Fimian sought throughout the race to keep the focus on jobs and the economy rather than social issues.
Although the 11th District has a relatively low unemployment rate and the highest median per capita income of any congressional district in the country, Fimian made a broader argument that federal spending and the budget deficit were spiraling out of control and that Connolly was complicit.
Fimian also cast Connolly as a "career politician" who would be unable to effect change in Washington.
"I'm not going to Congress to complete my life," Fimian repeatedly said during the campaign. "I'm going there to break china."
At Saratoga Elementary School in Fairfax, Al Friebe, who has lived in the area since 1992 and said he usually supports Democrats, cast a ballot Tuesday for Connolly for the second time. "I'm not particularly happy with the Democrats, but I'm less happy with the Republicans," he said.
But John Anderson, 79, a resident of the Greenspring retirement community in Springfield, called Connolly a "stooge" for House Speaker Nancy Pelosi (D-Calif.) who was not the right person to fix a struggling economy.
"I'm concerned about the budget situation.
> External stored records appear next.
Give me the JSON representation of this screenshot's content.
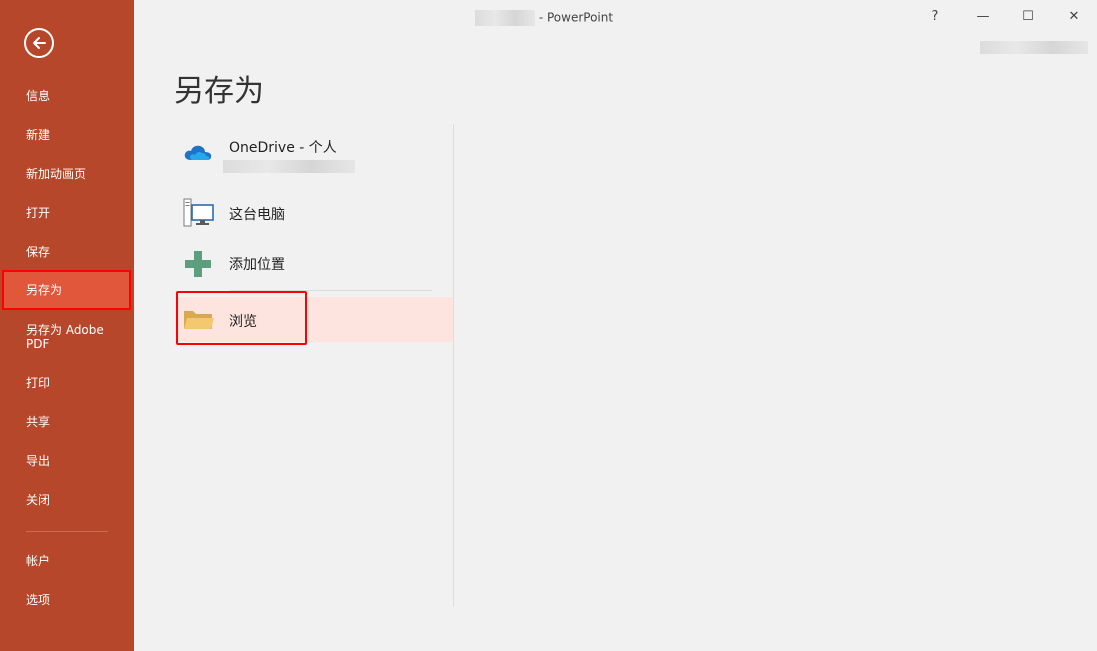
{
  "window": {
    "title_suffix": "- PowerPoint",
    "help_label": "?",
    "minimize_label": "—",
    "maximize_label": "☐",
    "close_label": "✕"
  },
  "sidebar": {
    "back_icon": "arrow-left-icon",
    "items": [
      {
        "label": "信息"
      },
      {
        "label": "新建"
      },
      {
        "label": "新加动画页"
      },
      {
        "label": "打开"
      },
      {
        "label": "保存"
      },
      {
        "label": "另存为",
        "selected": true
      },
      {
        "label": "另存为 Adobe PDF"
      },
      {
        "label": "打印"
      },
      {
        "label": "共享"
      },
      {
        "label": "导出"
      },
      {
        "label": "关闭"
      },
      {
        "label": "帐户"
      },
      {
        "label": "选项"
      }
    ]
  },
  "main": {
    "title": "另存为",
    "locations": [
      {
        "label": "OneDrive - 个人",
        "icon": "cloud-icon"
      },
      {
        "label": "这台电脑",
        "icon": "computer-icon"
      },
      {
        "label": "添加位置",
        "icon": "plus-icon"
      },
      {
        "label": "浏览",
        "icon": "folder-icon"
      }
    ]
  },
  "colors": {
    "sidebar_bg": "#b7472a",
    "selected_bg": "#e0573c",
    "highlight_border": "#ff0000",
    "browse_bg": "#fde4de"
  }
}
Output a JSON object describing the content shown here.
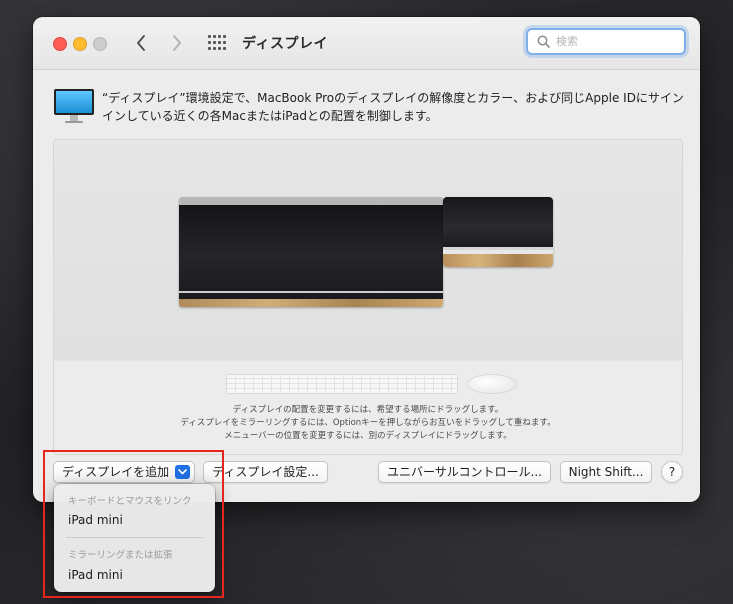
{
  "window": {
    "title": "ディスプレイ"
  },
  "search": {
    "placeholder": "検索"
  },
  "header": {
    "description": "“ディスプレイ”環境設定で、MacBook Proのディスプレイの解像度とカラー、および同じApple IDにサインインしている近くの各MacまたはiPadとの配置を制御します。"
  },
  "arrangement": {
    "hints": [
      "ディスプレイの配置を変更するには、希望する場所にドラッグします。",
      "ディスプレイをミラーリングするには、Optionキーを押しながらお互いをドラッグして重ねます。",
      "メニューバーの位置を変更するには、別のディスプレイにドラッグします。"
    ]
  },
  "buttons": {
    "add_display": "ディスプレイを追加",
    "display_settings": "ディスプレイ設定...",
    "universal_control": "ユニバーサルコントロール...",
    "night_shift": "Night Shift...",
    "help": "?"
  },
  "dropdown": {
    "sections": [
      {
        "header": "キーボードとマウスをリンク",
        "items": [
          "iPad mini"
        ]
      },
      {
        "header": "ミラーリングまたは拡張",
        "items": [
          "iPad mini"
        ]
      }
    ]
  },
  "colors": {
    "accent": "#1f6fe5",
    "annotation_highlight": "#e5261f",
    "search_focus_ring": "#7fb0ec"
  }
}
I'm concerned about the job market, because I have two sons," Anderson said. "I'm concerned about the fact that my grandchildren will be paying off debts that Obama has run up."
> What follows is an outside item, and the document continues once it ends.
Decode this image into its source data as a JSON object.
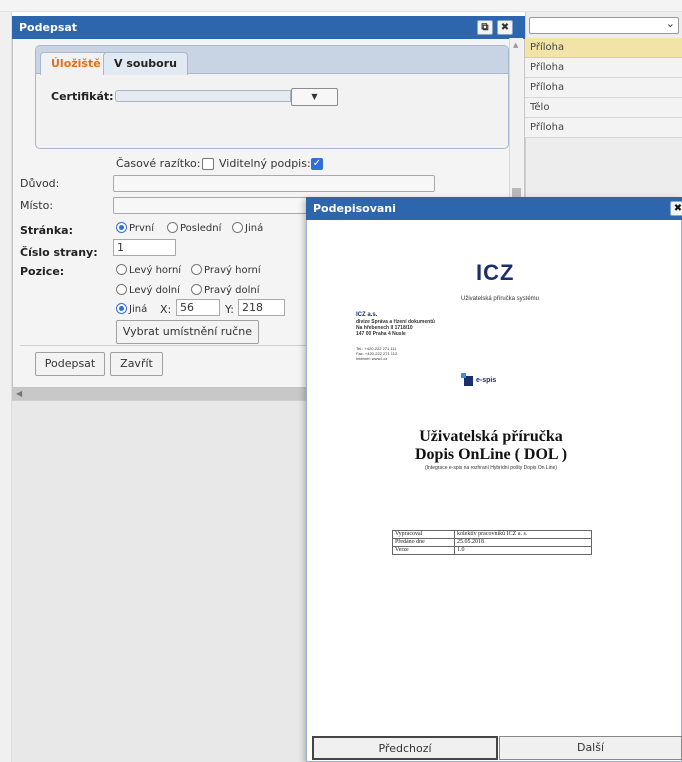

In the 5th District, Perriello's race against Hurt was drawing national attention well before Obama headlined a rally Friday for the Democrat in Charlottesville.
Even as many of this fellow endangered freshman sought to survive by running away from the president, Perriello drew notice by doing the opposite - he voted for Obama's health-care, energy and economic stimulus bills and defended them in public. Perriello was a near-constant presence in the local and national media and held dozens of town hall-style meetings as other Democrats were trying to avoid such unscripted forums.
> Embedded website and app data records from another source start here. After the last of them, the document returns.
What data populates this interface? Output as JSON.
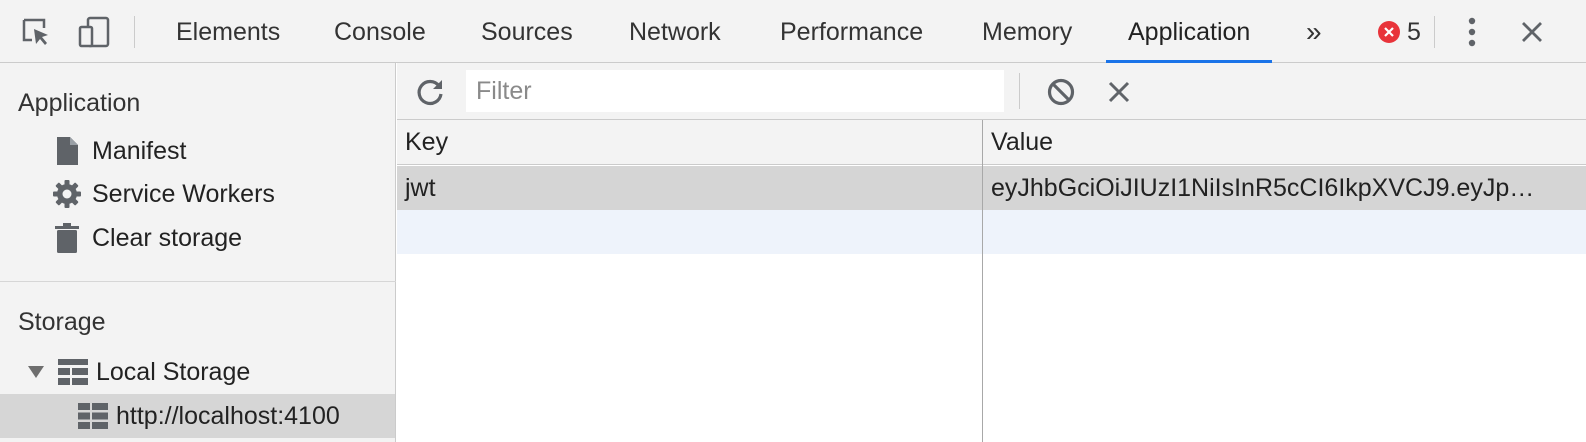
{
  "topbar": {
    "tabs": [
      {
        "label": "Elements"
      },
      {
        "label": "Console"
      },
      {
        "label": "Sources"
      },
      {
        "label": "Network"
      },
      {
        "label": "Performance"
      },
      {
        "label": "Memory"
      },
      {
        "label": "Application",
        "active": true
      }
    ],
    "more_label": "»",
    "error_count": "5",
    "accent_color": "#1a73e8",
    "error_color": "#e8333a"
  },
  "sidebar": {
    "application_title": "Application",
    "application_items": [
      {
        "label": "Manifest",
        "icon": "document-icon"
      },
      {
        "label": "Service Workers",
        "icon": "gear-icon"
      },
      {
        "label": "Clear storage",
        "icon": "trash-icon"
      }
    ],
    "storage_title": "Storage",
    "local_storage": {
      "label": "Local Storage",
      "icon": "table-icon",
      "expanded": true,
      "children": [
        {
          "label": "http://localhost:4100",
          "icon": "table-icon",
          "selected": true
        }
      ]
    }
  },
  "toolbar": {
    "filter_placeholder": "Filter",
    "filter_value": ""
  },
  "grid": {
    "columns": [
      "Key",
      "Value"
    ],
    "rows": [
      {
        "key": "jwt",
        "value": "eyJhbGciOiJIUzI1NiIsInR5cCI6IkpXVCJ9.eyJp…",
        "selected": true
      }
    ]
  }
}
Perriello's strategy enabled Hurt to paint the incumbent as an Obama and Pelosi pawn at a time when the two leaders were becoming increasingly unpopular in the conservative-leaning district.
Perriello raised and spent significantly more money than Hurt, but the Republican benefited from a larger share of the millions of dollars that poured into the district from outside groups.
Nye, Perriello's fellow freshman, took a different tack as he sought to keep the Virginia Beach-based 2nd District seat in Democratic hands.
Nye voted against Obama's health-care and energy bills and campaigned on the notion that he was one of the most independent Democrats in the country. But that did not stop Rigell and his Republican allies from seeking to tie Nye to the Democratic leadership.
Rigell also accused Nye of wielding insufficient clout in Washington, after the Pentagon announced in August that it planned to close the Norfolk-based Joint Forces Command. If it happens, the closure would deal an economic blow to the military-dependent region, as would a separate Pentagon plan to move a nuclear-powered aircraft carrier from Norfolk to Florida.
Rigell suggested that Nye had been blindsided by the Pentagon's decision, and Nye said that he was working across partisan lines to save the Joint Forces Command while Rigell was seeking to score political points.
In the 9th District, which covers the southwestern portion of the state, Boucher faced the same attacks Nye and Perriello did.
Although he has held the seat for 28 years and been reelected with ease, Boucher took pains in this election to distance himself from Pelosi and emphasize his "roots" in the district.
Boucher voted against the health-care bill but supported the climate change measure, which Griffith and other Republicans said would cripple Virginia's coal industry.
Staff writers Anita Kumar and Caitlin Gibson contributed to this report.